Records for the exercise
◆ ◆ ◆ ◆

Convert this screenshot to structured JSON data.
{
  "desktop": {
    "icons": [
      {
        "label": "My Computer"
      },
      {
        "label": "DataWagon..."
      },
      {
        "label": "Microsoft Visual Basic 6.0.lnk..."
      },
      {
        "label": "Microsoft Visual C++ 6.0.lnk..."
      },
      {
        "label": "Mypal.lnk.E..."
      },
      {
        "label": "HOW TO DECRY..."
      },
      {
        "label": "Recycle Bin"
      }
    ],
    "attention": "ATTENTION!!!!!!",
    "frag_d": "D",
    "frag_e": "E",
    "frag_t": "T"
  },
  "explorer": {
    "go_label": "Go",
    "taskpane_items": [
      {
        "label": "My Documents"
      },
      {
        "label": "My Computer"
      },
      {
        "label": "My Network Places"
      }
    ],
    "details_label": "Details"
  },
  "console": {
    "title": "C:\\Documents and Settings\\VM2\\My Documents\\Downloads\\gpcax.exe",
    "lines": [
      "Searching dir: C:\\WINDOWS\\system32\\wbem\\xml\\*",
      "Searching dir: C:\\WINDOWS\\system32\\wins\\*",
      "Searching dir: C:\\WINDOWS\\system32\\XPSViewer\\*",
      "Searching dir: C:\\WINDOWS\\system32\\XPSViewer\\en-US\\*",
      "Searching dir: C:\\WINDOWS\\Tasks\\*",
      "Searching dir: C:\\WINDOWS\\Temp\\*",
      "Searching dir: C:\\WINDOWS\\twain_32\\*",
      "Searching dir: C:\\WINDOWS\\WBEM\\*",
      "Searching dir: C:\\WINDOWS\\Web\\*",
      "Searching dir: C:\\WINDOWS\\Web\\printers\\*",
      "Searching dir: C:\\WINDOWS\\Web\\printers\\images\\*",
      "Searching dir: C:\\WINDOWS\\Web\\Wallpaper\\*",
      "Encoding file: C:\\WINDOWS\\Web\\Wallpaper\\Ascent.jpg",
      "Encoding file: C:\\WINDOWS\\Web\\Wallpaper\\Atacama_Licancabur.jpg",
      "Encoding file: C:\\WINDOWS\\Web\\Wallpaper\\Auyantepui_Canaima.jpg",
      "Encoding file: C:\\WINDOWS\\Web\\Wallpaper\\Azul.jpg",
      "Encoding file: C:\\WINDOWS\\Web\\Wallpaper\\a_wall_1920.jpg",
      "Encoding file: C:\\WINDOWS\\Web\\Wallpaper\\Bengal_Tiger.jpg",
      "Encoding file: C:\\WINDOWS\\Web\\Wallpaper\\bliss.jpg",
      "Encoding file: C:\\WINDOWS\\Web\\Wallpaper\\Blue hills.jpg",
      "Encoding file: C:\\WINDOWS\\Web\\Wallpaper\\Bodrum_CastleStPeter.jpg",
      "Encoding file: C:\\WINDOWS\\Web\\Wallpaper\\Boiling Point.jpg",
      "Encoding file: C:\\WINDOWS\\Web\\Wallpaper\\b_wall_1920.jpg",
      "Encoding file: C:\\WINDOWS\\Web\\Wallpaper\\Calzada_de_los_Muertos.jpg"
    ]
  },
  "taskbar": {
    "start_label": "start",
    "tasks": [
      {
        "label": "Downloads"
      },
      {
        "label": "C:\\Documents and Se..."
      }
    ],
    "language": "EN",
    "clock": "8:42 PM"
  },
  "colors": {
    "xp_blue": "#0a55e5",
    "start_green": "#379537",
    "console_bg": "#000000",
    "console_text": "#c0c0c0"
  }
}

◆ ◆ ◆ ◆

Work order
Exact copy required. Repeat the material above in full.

Task answer
Convert this screenshot to structured JSON data.
{
  "desktop": {
    "icons": [
      {
        "label": "My Computer"
      },
      {
        "label": "DataWagon..."
      },
      {
        "label": "Microsoft Visual Basic 6.0.lnk..."
      },
      {
        "label": "Microsoft Visual C++ 6.0.lnk..."
      },
      {
        "label": "Mypal.lnk.E..."
      },
      {
        "label": "HOW TO DECRY..."
      },
      {
        "label": "Recycle Bin"
      }
    ],
    "attention": "ATTENTION!!!!!!",
    "frag_d": "D",
    "frag_e": "E",
    "frag_t": "T"
  },
  "explorer": {
    "go_label": "Go",
    "taskpane_items": [
      {
        "label": "My Documents"
      },
      {
        "label": "My Computer"
      },
      {
        "label": "My Network Places"
      }
    ],
    "details_label": "Details"
  },
  "console": {
    "title": "C:\\Documents and Settings\\VM2\\My Documents\\Downloads\\gpcax.exe",
    "lines": [
      "Searching dir: C:\\WINDOWS\\system32\\wbem\\xml\\*",
      "Searching dir: C:\\WINDOWS\\system32\\wins\\*",
      "Searching dir: C:\\WINDOWS\\system32\\XPSViewer\\*",
      "Searching dir: C:\\WINDOWS\\system32\\XPSViewer\\en-US\\*",
      "Searching dir: C:\\WINDOWS\\Tasks\\*",
      "Searching dir: C:\\WINDOWS\\Temp\\*",
      "Searching dir: C:\\WINDOWS\\twain_32\\*",
      "Searching dir: C:\\WINDOWS\\WBEM\\*",
      "Searching dir: C:\\WINDOWS\\Web\\*",
      "Searching dir: C:\\WINDOWS\\Web\\printers\\*",
      "Searching dir: C:\\WINDOWS\\Web\\printers\\images\\*",
      "Searching dir: C:\\WINDOWS\\Web\\Wallpaper\\*",
      "Encoding file: C:\\WINDOWS\\Web\\Wallpaper\\Ascent.jpg",
      "Encoding file: C:\\WINDOWS\\Web\\Wallpaper\\Atacama_Licancabur.jpg",
      "Encoding file: C:\\WINDOWS\\Web\\Wallpaper\\Auyantepui_Canaima.jpg",
      "Encoding file: C:\\WINDOWS\\Web\\Wallpaper\\Azul.jpg",
      "Encoding file: C:\\WINDOWS\\Web\\Wallpaper\\a_wall_1920.jpg",
      "Encoding file: C:\\WINDOWS\\Web\\Wallpaper\\Bengal_Tiger.jpg",
      "Encoding file: C:\\WINDOWS\\Web\\Wallpaper\\bliss.jpg",
      "Encoding file: C:\\WINDOWS\\Web\\Wallpaper\\Blue hills.jpg",
      "Encoding file: C:\\WINDOWS\\Web\\Wallpaper\\Bodrum_CastleStPeter.jpg",
      "Encoding file: C:\\WINDOWS\\Web\\Wallpaper\\Boiling Point.jpg",
      "Encoding file: C:\\WINDOWS\\Web\\Wallpaper\\b_wall_1920.jpg",
      "Encoding file: C:\\WINDOWS\\Web\\Wallpaper\\Calzada_de_los_Muertos.jpg"
    ]
  },
  "taskbar": {
    "start_label": "start",
    "tasks": [
      {
        "label": "Downloads"
      },
      {
        "label": "C:\\Documents and Se..."
      }
    ],
    "language": "EN",
    "clock": "8:42 PM"
  },
  "colors": {
    "xp_blue": "#0a55e5",
    "start_green": "#379537",
    "console_bg": "#000000",
    "console_text": "#c0c0c0"
  }
}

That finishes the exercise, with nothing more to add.